What have been the benefits?
Getting to work with talented people
As I mentioned earlier, you have to accept that everything you know, and all your previous experience, won’t translate directly into the new role. It will absolutely help, as I will go on to discuss, but there is a need to learn new tools and grasp how tasks such as a keyword gap analysis or backlink investigation are tackled. So many of my new colleagues – who I have at least 10 years on in terms of age – had such a deep understanding of how various tools worked, the way a task should be approached, and a fresher perspective in general (my previous years in corporate industry may have made me a little rusty in terms of ‘thinking outside of the box’). Their knowledge is rubbing off on me slowly but surely!
The environment at Blue Array is very conducive to collaboration and learning, which has helped me to develop my skill set. We have recently launched a set of core values for us to work by as a group and as individuals. The move has very much opened my eyes to new ways of working and exploring different ways of tackling a problem.
Understanding the internal pressures on clients
Having worked client side I know what it’s like to be asked on the spot for reports and suggestions from my superiors. When I’m asked to help out I feel I know the types of thing that will support my clients internally. SEO is our world but I know it’s just one aspect of a Marketer’s remit – and they will be juggling this with many other competing tasks.
By understanding time pressures clients are under, I also feel I know how much information to deliver, rather than bombard somebody with huge amounts of data and lengthy emails. I will pull out the top level takeaways they need and what actions they need to take.

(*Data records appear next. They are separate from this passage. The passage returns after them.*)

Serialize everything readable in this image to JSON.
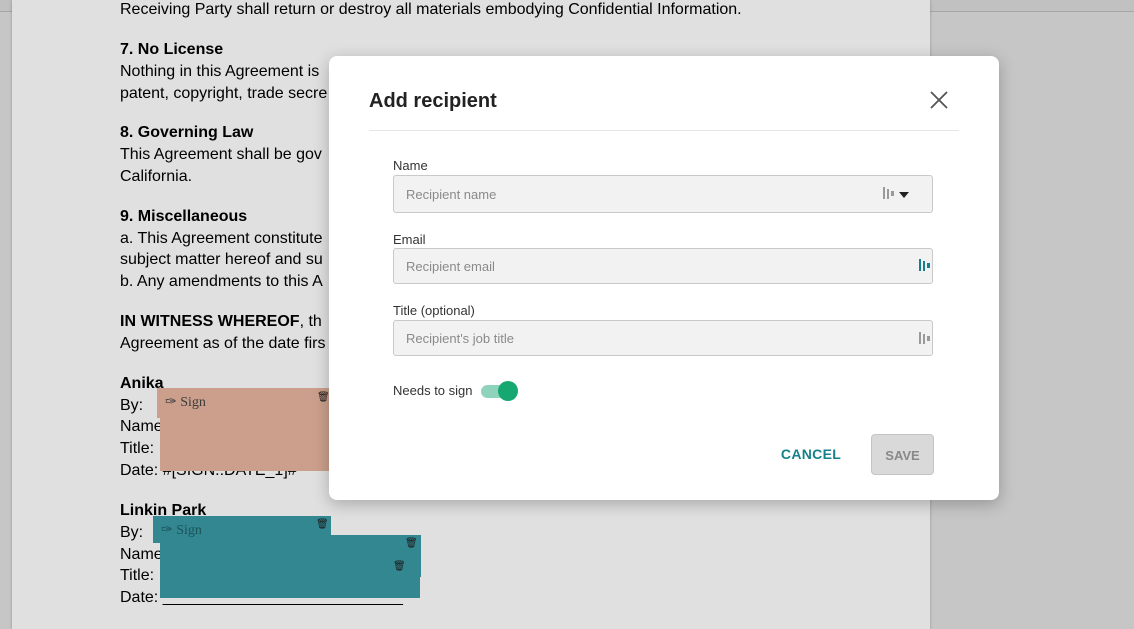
{
  "document": {
    "lines": [
      "Receiving Party shall return or destroy all materials embodying Confidential Information.",
      "7. No License",
      "Nothing in this Agreement is",
      "patent, copyright, trade secre",
      "8. Governing Law",
      "This Agreement shall be gov",
      "California.",
      "9. Miscellaneous",
      "a. This Agreement constitute",
      "subject matter hereof and su",
      "b. Any amendments to this A",
      "IN WITNESS WHEREOF",
      ", th",
      "Agreement as of the date firs",
      "Anika",
      "By:",
      "Name:",
      "Title:",
      "Date: #[SIGN::DATE_1]#",
      "Linkin Park",
      "By:",
      "Name:",
      "Title:",
      "Date: ___________________________"
    ],
    "sign_field_label": "Sign",
    "sign_icon": "pen-icon",
    "trash_icon": "trash-icon",
    "colors": {
      "signer1": "#e8b5a0",
      "signer2": "#3a9aa5"
    }
  },
  "modal": {
    "title": "Add recipient",
    "close_icon": "close-icon",
    "name_label": "Name",
    "name_placeholder": "Recipient name",
    "email_label": "Email",
    "email_placeholder": "Recipient email",
    "title_label": "Title (optional)",
    "title_placeholder": "Recipient's job title",
    "input_icon": "contacts-icon",
    "dropdown_icon": "caret-down-icon",
    "needs_to_sign_label": "Needs to sign",
    "needs_to_sign": true,
    "cancel_label": "CANCEL",
    "save_label": "SAVE",
    "accent_color": "#16818a",
    "toggle_color": "#16a870"
  }
}
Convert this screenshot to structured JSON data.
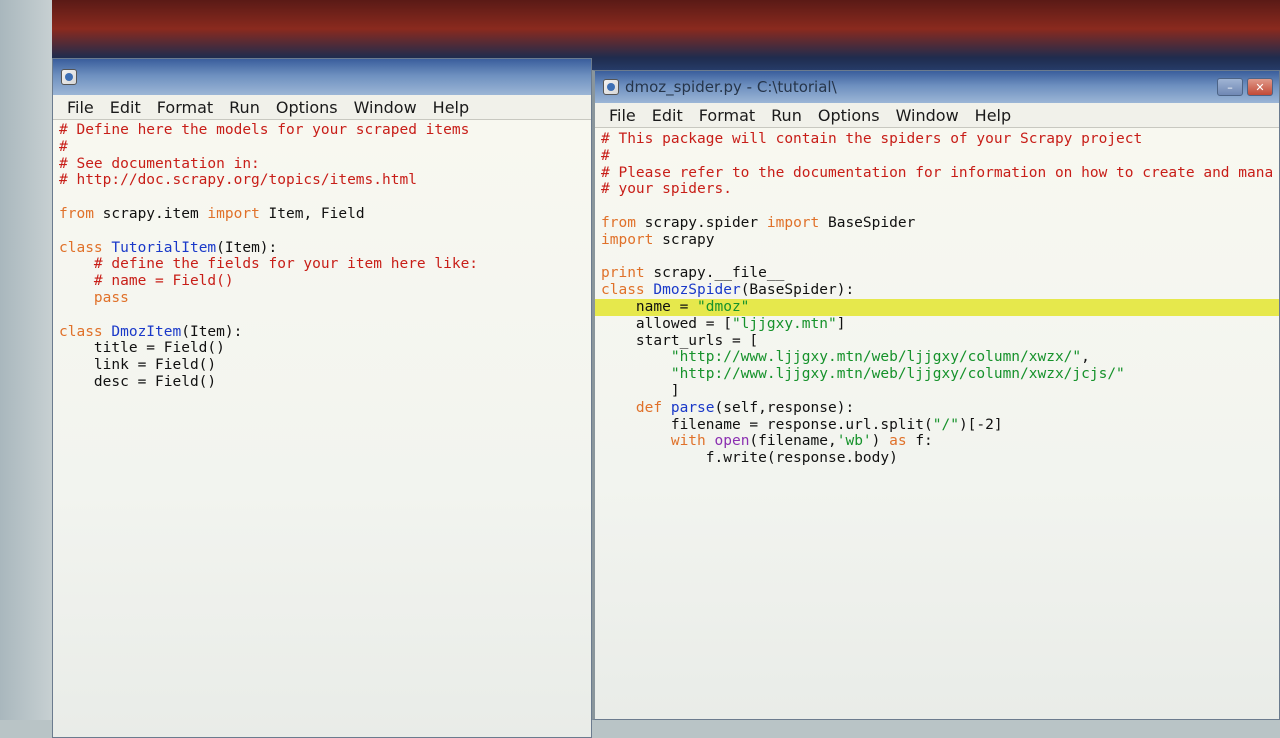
{
  "left_window": {
    "title": "",
    "menu": [
      "File",
      "Edit",
      "Format",
      "Run",
      "Options",
      "Window",
      "Help"
    ],
    "lines": [
      [
        [
          "comment",
          "# Define here the models for your scraped items"
        ]
      ],
      [
        [
          "comment",
          "#"
        ]
      ],
      [
        [
          "comment",
          "# See documentation in:"
        ]
      ],
      [
        [
          "comment",
          "# http://doc.scrapy.org/topics/items.html"
        ]
      ],
      [],
      [
        [
          "kw",
          "from"
        ],
        [
          "plain",
          " scrapy.item "
        ],
        [
          "kw",
          "import"
        ],
        [
          "plain",
          " Item, Field"
        ]
      ],
      [],
      [
        [
          "kw",
          "class"
        ],
        [
          "plain",
          " "
        ],
        [
          "defname",
          "TutorialItem"
        ],
        [
          "plain",
          "(Item):"
        ]
      ],
      [
        [
          "plain",
          "    "
        ],
        [
          "comment",
          "# define the fields for your item here like:"
        ]
      ],
      [
        [
          "plain",
          "    "
        ],
        [
          "comment",
          "# name = Field()"
        ]
      ],
      [
        [
          "plain",
          "    "
        ],
        [
          "kw",
          "pass"
        ]
      ],
      [],
      [
        [
          "kw",
          "class"
        ],
        [
          "plain",
          " "
        ],
        [
          "defname",
          "DmozItem"
        ],
        [
          "plain",
          "(Item):"
        ]
      ],
      [
        [
          "plain",
          "    title = Field()"
        ]
      ],
      [
        [
          "plain",
          "    link = Field()"
        ]
      ],
      [
        [
          "plain",
          "    desc = Field()"
        ]
      ]
    ]
  },
  "right_window": {
    "title": "dmoz_spider.py - C:\\tutorial\\",
    "menu": [
      "File",
      "Edit",
      "Format",
      "Run",
      "Options",
      "Window",
      "Help"
    ],
    "highlight_line": 10,
    "lines": [
      [
        [
          "comment",
          "# This package will contain the spiders of your Scrapy project"
        ]
      ],
      [
        [
          "comment",
          "#"
        ]
      ],
      [
        [
          "comment",
          "# Please refer to the documentation for information on how to create and mana"
        ]
      ],
      [
        [
          "comment",
          "# your spiders."
        ]
      ],
      [],
      [
        [
          "kw",
          "from"
        ],
        [
          "plain",
          " scrapy.spider "
        ],
        [
          "kw",
          "import"
        ],
        [
          "plain",
          " BaseSpider"
        ]
      ],
      [
        [
          "kw",
          "import"
        ],
        [
          "plain",
          " scrapy"
        ]
      ],
      [],
      [
        [
          "kw",
          "print"
        ],
        [
          "plain",
          " scrapy.__file__"
        ]
      ],
      [
        [
          "kw",
          "class"
        ],
        [
          "plain",
          " "
        ],
        [
          "defname",
          "DmozSpider"
        ],
        [
          "plain",
          "(BaseSpider):"
        ]
      ],
      [
        [
          "plain",
          "    name = "
        ],
        [
          "str",
          "\"dmoz\""
        ]
      ],
      [
        [
          "plain",
          "    allowed = ["
        ],
        [
          "str",
          "\"ljjgxy.mtn\""
        ],
        [
          "plain",
          "]"
        ]
      ],
      [
        [
          "plain",
          "    start_urls = ["
        ]
      ],
      [
        [
          "plain",
          "        "
        ],
        [
          "str",
          "\"http://www.ljjgxy.mtn/web/ljjgxy/column/xwzx/\""
        ],
        [
          "plain",
          ","
        ]
      ],
      [
        [
          "plain",
          "        "
        ],
        [
          "str",
          "\"http://www.ljjgxy.mtn/web/ljjgxy/column/xwzx/jcjs/\""
        ]
      ],
      [
        [
          "plain",
          "        ]"
        ]
      ],
      [
        [
          "plain",
          "    "
        ],
        [
          "kw",
          "def"
        ],
        [
          "plain",
          " "
        ],
        [
          "defname",
          "parse"
        ],
        [
          "plain",
          "(self,response):"
        ]
      ],
      [
        [
          "plain",
          "        filename = response.url.split("
        ],
        [
          "str",
          "\"/\""
        ],
        [
          "plain",
          ")[-2]"
        ]
      ],
      [
        [
          "plain",
          "        "
        ],
        [
          "kw",
          "with"
        ],
        [
          "plain",
          " "
        ],
        [
          "builtin",
          "open"
        ],
        [
          "plain",
          "(filename,"
        ],
        [
          "str",
          "'wb'"
        ],
        [
          "plain",
          ") "
        ],
        [
          "kw",
          "as"
        ],
        [
          "plain",
          " f:"
        ]
      ],
      [
        [
          "plain",
          "            f.write(response.body)"
        ]
      ]
    ]
  }
}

Giving this additional insight, on top of the SEO deliverables, is often appreciated.
Seeing the bigger Marketing picture
Every year, for as long as I can remember, I have had to sit down with the Finance team to forecast the number of visitors the digital channel will drive, and subsequently how many leads this will generate and for what cost. Having this higher level view, above the organic stats, I can contribute a little more and help feed into these internal conversations.
It also helps with setting tasks onto a SEO roadmap of activities. Having that experience of the in-house world, and the typical types of resourcing constraints clients face, I can provide more realistic recommendations in a phased approach in collaboration with them.
Increasing my SEO knowledge
Previously I had a very top level understanding of tools such as SEMRush and Google Analytics. For the level of reporting I had to provide I never had to dig much below the surface. I didn’t have any knowledge of crawler software such as Screaming Frog or backlink tools like Majestic. Now I feel much more adept at using reporting software and interpreting the data/outcomes into meaningful results and actions. I am very pleased with the speed of my learning and progression; my technical knowledge of Search Engine Optimisation has increased tenfold since joining Blue Array, and I enjoy making my contribution to each of my clients’ digital marketing plans.
Feeling a part of something special
When I first joined Blue Array Simon explained to me his vision for the business and where he wants to take things in the next 3 years. It’s very exciting and motivating to play a part in that success and to see an opportunity for personal progression as it expands and grows.
When you do well on a job it is recognised – it is also encouraged to reflect upon success, failures and learnings once a month when we all gather as a team to look back on how things have gone. There are other great incentives to reward success such as the peer voted employee of the month initiative.
If you are thinking about taking a big leap and changing your career path I can only say go for it! Trust your instincts and take a chance on something different. In my personal experience so far, the rewards have far outweighed the risks, and I feel like a much more well-rounded digital marketer for doing it.
Of course, you can check out the jobs we have available at Blue Array here.